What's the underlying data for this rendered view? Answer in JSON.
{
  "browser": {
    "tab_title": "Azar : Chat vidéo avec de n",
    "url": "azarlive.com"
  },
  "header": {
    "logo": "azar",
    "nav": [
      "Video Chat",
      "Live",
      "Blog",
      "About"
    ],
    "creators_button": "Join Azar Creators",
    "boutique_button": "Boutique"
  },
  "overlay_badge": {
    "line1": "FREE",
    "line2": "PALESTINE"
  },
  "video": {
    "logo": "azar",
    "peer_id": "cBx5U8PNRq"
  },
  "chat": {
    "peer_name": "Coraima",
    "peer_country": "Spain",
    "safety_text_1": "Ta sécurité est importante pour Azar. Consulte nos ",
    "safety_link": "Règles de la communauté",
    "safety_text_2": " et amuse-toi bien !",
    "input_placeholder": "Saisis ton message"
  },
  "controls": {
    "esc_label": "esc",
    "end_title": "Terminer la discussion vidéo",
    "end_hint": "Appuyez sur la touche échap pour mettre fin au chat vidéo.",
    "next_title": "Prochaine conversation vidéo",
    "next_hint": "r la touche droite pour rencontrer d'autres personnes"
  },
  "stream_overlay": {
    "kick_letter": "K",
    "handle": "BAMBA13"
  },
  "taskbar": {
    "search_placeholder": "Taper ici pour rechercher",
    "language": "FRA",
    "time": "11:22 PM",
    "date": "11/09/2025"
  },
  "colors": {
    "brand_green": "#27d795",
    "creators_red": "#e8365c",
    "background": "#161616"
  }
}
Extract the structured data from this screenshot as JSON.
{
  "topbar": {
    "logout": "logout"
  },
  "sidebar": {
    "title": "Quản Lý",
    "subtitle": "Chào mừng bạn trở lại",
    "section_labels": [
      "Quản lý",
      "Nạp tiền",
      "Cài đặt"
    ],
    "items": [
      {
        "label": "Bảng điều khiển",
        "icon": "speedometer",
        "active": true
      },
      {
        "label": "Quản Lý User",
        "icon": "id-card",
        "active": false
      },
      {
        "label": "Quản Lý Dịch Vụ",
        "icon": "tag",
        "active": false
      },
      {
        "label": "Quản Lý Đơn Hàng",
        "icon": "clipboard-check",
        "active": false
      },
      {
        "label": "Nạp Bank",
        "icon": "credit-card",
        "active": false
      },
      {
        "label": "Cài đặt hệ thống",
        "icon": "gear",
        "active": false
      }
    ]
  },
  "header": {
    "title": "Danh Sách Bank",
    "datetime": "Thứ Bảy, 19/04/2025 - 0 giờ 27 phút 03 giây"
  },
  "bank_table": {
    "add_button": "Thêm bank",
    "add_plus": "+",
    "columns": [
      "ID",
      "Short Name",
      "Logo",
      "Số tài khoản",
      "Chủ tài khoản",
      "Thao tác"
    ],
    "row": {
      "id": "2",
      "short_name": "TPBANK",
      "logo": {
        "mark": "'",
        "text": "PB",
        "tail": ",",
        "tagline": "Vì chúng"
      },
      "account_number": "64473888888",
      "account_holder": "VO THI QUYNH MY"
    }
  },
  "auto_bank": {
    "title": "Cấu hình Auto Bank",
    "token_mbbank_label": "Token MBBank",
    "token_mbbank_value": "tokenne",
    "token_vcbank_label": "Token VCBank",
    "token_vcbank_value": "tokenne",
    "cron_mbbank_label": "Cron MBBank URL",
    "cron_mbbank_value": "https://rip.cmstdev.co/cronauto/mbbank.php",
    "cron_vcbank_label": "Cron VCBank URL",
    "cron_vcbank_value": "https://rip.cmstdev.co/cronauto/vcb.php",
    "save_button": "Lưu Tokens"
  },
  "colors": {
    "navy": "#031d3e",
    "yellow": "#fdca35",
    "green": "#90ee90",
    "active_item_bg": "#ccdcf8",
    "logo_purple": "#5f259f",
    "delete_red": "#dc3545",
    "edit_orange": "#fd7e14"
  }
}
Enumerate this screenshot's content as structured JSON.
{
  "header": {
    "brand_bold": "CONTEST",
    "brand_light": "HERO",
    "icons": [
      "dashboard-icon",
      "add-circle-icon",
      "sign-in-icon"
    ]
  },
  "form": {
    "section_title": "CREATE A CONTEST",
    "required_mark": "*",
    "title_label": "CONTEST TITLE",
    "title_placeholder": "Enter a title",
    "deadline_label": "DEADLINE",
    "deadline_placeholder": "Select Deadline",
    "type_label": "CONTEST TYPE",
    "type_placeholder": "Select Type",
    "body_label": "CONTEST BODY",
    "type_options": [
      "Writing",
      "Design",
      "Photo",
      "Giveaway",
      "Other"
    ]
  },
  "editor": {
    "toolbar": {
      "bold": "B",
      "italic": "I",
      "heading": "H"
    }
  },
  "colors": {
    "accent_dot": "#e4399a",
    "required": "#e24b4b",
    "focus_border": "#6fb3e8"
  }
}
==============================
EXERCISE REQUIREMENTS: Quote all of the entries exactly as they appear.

OUTPUT FOR THIS EXERCISE:
What's the underlying data for this rendered view? Answer in JSON.
{
  "browser": {
    "tab_title": "Azar : Chat vidéo avec de n",
    "url": "azarlive.com"
  },
  "header": {
    "logo": "azar",
    "nav": [
      "Video Chat",
      "Live",
      "Blog",
      "About"
    ],
    "creators_button": "Join Azar Creators",
    "boutique_button": "Boutique"
  },
  "overlay_badge": {
    "line1": "FREE",
    "line2": "PALESTINE"
  },
  "video": {
    "logo": "azar",
    "peer_id": "cBx5U8PNRq"
  },
  "chat": {
    "peer_name": "Coraima",
    "peer_country": "Spain",
    "safety_text_1": "Ta sécurité est importante pour Azar. Consulte nos ",
    "safety_link": "Règles de la communauté",
    "safety_text_2": " et amuse-toi bien !",
    "input_placeholder": "Saisis ton message"
  },
  "controls": {
    "esc_label": "esc",
    "end_title": "Terminer la discussion vidéo",
    "end_hint": "Appuyez sur la touche échap pour mettre fin au chat vidéo.",
    "next_title": "Prochaine conversation vidéo",
    "next_hint": "r la touche droite pour rencontrer d'autres personnes"
  },
  "stream_overlay": {
    "kick_letter": "K",
    "handle": "BAMBA13"
  },
  "taskbar": {
    "search_placeholder": "Taper ici pour rechercher",
    "language": "FRA",
    "time": "11:22 PM",
    "date": "11/09/2025"
  },
  "colors": {
    "brand_green": "#27d795",
    "creators_red": "#e8365c",
    "background": "#161616"
  }
}
Extract the structured data from this screenshot as JSON.
{
  "topbar": {
    "logout": "logout"
  },
  "sidebar": {
    "title": "Quản Lý",
    "subtitle": "Chào mừng bạn trở lại",
    "section_labels": [
      "Quản lý",
      "Nạp tiền",
      "Cài đặt"
    ],
    "items": [
      {
        "label": "Bảng điều khiển",
        "icon": "speedometer",
        "active": true
      },
      {
        "label": "Quản Lý User",
        "icon": "id-card",
        "active": false
      },
      {
        "label": "Quản Lý Dịch Vụ",
        "icon": "tag",
        "active": false
      },
      {
        "label": "Quản Lý Đơn Hàng",
        "icon": "clipboard-check",
        "active": false
      },
      {
        "label": "Nạp Bank",
        "icon": "credit-card",
        "active": false
      },
      {
        "label": "Cài đặt hệ thống",
        "icon": "gear",
        "active": false
      }
    ]
  },
  "header": {
    "title": "Danh Sách Bank",
    "datetime": "Thứ Bảy, 19/04/2025 - 0 giờ 27 phút 03 giây"
  },
  "bank_table": {
    "add_button": "Thêm bank",
    "add_plus": "+",
    "columns": [
      "ID",
      "Short Name",
      "Logo",
      "Số tài khoản",
      "Chủ tài khoản",
      "Thao tác"
    ],
    "row": {
      "id": "2",
      "short_name": "TPBANK",
      "logo": {
        "mark": "'",
        "text": "PB",
        "tail": ",",
        "tagline": "Vì chúng"
      },
      "account_number": "64473888888",
      "account_holder": "VO THI QUYNH MY"
    }
  },
  "auto_bank": {
    "title": "Cấu hình Auto Bank",
    "token_mbbank_label": "Token MBBank",
    "token_mbbank_value": "tokenne",
    "token_vcbank_label": "Token VCBank",
    "token_vcbank_value": "tokenne",
    "cron_mbbank_label": "Cron MBBank URL",
    "cron_mbbank_value": "https://rip.cmstdev.co/cronauto/mbbank.php",
    "cron_vcbank_label": "Cron VCBank URL",
    "cron_vcbank_value": "https://rip.cmstdev.co/cronauto/vcb.php",
    "save_button": "Lưu Tokens"
  },
  "colors": {
    "navy": "#031d3e",
    "yellow": "#fdca35",
    "green": "#90ee90",
    "active_item_bg": "#ccdcf8",
    "logo_purple": "#5f259f",
    "delete_red": "#dc3545",
    "edit_orange": "#fd7e14"
  }
}
Enumerate this screenshot's content as structured JSON.
{
  "header": {
    "brand_bold": "CONTEST",
    "brand_light": "HERO",
    "icons": [
      "dashboard-icon",
      "add-circle-icon",
      "sign-in-icon"
    ]
  },
  "form": {
    "section_title": "CREATE A CONTEST",
    "required_mark": "*",
    "title_label": "CONTEST TITLE",
    "title_placeholder": "Enter a title",
    "deadline_label": "DEADLINE",
    "deadline_placeholder": "Select Deadline",
    "type_label": "CONTEST TYPE",
    "type_placeholder": "Select Type",
    "body_label": "CONTEST BODY",
    "type_options": [
      "Writing",
      "Design",
      "Photo",
      "Giveaway",
      "Other"
    ]
  },
  "editor": {
    "toolbar": {
      "bold": "B",
      "italic": "I",
      "heading": "H"
    }
  },
  "colors": {
    "accent_dot": "#e4399a",
    "required": "#e24b4b",
    "focus_border": "#6fb3e8"
  }
}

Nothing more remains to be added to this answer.